ERC grants support top researchers of any nationality or age who wish to pursue their cutting-edge research in an EU member state or an associated country or organisation. These long-term grants are almost entirely based on the assessment of researchers’ abilities, as shown by their publication records, and should therefore be a good proxy for the quality of an individual researcher’s tertiary education. Chart 4.3 shows ERC grant recipients per million people of working age (15 to 64-year-olds) in the country of the host institution in the period 2007-12. The list features only seven countries in the transition region and Turkey (out of 18 eligible countries). Hungary and Estonia are the leading countries in the transition region (and Hungary is also ahead of Western counterparts Greece and Portugal).

The quality of an education system is also reflected in the number of students from that country who successfully complete doctoral degrees in the United States. Between 2002 and 2011 the average number of recipients of S&E doctorates at US universities per million people of working age was 79.5 in advanced economies, compared with 30.5 in transition countries (see Chart 4.4). Nonetheless, there has been a significant improvement over time, mostly owing to students from Bulgaria, Croatia, FYR Macedonia, Romania, Serbia and Slovenia.

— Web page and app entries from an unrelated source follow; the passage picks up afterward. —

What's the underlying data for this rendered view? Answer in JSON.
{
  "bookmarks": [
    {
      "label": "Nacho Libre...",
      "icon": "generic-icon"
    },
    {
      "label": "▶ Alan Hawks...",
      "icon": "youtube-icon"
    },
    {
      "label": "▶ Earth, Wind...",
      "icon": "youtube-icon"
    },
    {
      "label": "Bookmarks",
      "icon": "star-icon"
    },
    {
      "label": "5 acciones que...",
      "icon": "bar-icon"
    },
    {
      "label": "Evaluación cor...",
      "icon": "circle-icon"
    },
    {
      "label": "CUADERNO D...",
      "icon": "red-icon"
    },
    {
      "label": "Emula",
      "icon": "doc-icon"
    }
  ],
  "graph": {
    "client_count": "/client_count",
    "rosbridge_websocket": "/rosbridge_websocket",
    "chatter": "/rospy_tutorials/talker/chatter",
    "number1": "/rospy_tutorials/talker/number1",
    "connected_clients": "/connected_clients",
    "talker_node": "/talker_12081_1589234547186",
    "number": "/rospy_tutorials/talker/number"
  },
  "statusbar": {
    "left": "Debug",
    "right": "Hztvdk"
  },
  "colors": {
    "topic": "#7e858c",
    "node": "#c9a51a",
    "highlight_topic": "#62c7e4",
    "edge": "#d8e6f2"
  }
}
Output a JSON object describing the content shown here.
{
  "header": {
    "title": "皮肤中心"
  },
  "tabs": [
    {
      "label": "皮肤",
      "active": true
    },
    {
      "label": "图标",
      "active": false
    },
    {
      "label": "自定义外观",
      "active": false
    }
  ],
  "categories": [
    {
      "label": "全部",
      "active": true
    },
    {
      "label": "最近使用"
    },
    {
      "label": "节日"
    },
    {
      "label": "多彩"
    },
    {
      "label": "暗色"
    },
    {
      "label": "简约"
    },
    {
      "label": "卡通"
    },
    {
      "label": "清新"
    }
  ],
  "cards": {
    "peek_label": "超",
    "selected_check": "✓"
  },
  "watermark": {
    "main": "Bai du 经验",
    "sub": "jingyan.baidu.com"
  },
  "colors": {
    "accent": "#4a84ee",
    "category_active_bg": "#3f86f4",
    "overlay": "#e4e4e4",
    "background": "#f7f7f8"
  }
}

This may indicate improvements in the dissemination of information among students regarding universities and job options abroad, the influence of networks established over time or the increased affordability of application fees given increases in average incomes.

Chart 4.3

Source: European Research Council.

Chart 4.4

Source: Survey of Earned Doctorates, National Science Foundation (2013).

Among the SEMED countries, Jordan stands out with 278.1 recipients of S&E doctorates from US universities per million people of working age in the period 2002-11. However, all countries have experienced a downward trend.


  1. See Altinok et al. (2013). [back]
  2. In the former Soviet Union basic research was concentrated in science cities, “closed” cities and academic cities. Funding for these cities has been hit hard post-1990. See Schweiger and Zacchia (2013). [back]
  3. The h-index is based on a scientist's most-cited papers and the number of times that these are cited in other publications. [back]